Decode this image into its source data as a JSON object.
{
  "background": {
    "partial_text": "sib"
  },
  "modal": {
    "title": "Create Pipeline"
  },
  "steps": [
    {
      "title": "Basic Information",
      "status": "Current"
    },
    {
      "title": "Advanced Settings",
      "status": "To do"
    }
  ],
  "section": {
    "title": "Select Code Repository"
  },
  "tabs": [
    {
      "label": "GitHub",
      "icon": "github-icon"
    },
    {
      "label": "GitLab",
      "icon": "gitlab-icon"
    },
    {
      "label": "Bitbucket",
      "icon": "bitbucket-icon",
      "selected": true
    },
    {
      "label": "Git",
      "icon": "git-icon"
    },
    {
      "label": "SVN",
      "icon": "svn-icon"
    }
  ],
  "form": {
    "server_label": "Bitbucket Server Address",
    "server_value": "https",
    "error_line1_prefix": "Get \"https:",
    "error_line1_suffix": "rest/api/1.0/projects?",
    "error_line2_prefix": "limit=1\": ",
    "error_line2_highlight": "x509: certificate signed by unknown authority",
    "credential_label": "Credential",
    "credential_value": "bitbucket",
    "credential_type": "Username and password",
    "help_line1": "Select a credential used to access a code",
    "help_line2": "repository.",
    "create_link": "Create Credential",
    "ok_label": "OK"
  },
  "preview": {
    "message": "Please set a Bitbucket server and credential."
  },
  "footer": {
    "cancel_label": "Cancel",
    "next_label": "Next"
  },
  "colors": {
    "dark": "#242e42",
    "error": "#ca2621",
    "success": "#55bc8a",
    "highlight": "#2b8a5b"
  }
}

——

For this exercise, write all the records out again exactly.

- [Problem solution]
Decode this image into its source data as a JSON object.
{
  "background": {
    "partial_text": "sib"
  },
  "modal": {
    "title": "Create Pipeline"
  },
  "steps": [
    {
      "title": "Basic Information",
      "status": "Current"
    },
    {
      "title": "Advanced Settings",
      "status": "To do"
    }
  ],
  "section": {
    "title": "Select Code Repository"
  },
  "tabs": [
    {
      "label": "GitHub",
      "icon": "github-icon"
    },
    {
      "label": "GitLab",
      "icon": "gitlab-icon"
    },
    {
      "label": "Bitbucket",
      "icon": "bitbucket-icon",
      "selected": true
    },
    {
      "label": "Git",
      "icon": "git-icon"
    },
    {
      "label": "SVN",
      "icon": "svn-icon"
    }
  ],
  "form": {
    "server_label": "Bitbucket Server Address",
    "server_value": "https",
    "error_line1_prefix": "Get \"https:",
    "error_line1_suffix": "rest/api/1.0/projects?",
    "error_line2_prefix": "limit=1\": ",
    "error_line2_highlight": "x509: certificate signed by unknown authority",
    "credential_label": "Credential",
    "credential_value": "bitbucket",
    "credential_type": "Username and password",
    "help_line1": "Select a credential used to access a code",
    "help_line2": "repository.",
    "create_link": "Create Credential",
    "ok_label": "OK"
  },
  "preview": {
    "message": "Please set a Bitbucket server and credential."
  },
  "footer": {
    "cancel_label": "Cancel",
    "next_label": "Next"
  },
  "colors": {
    "dark": "#242e42",
    "error": "#ca2621",
    "success": "#55bc8a",
    "highlight": "#2b8a5b"
  }
}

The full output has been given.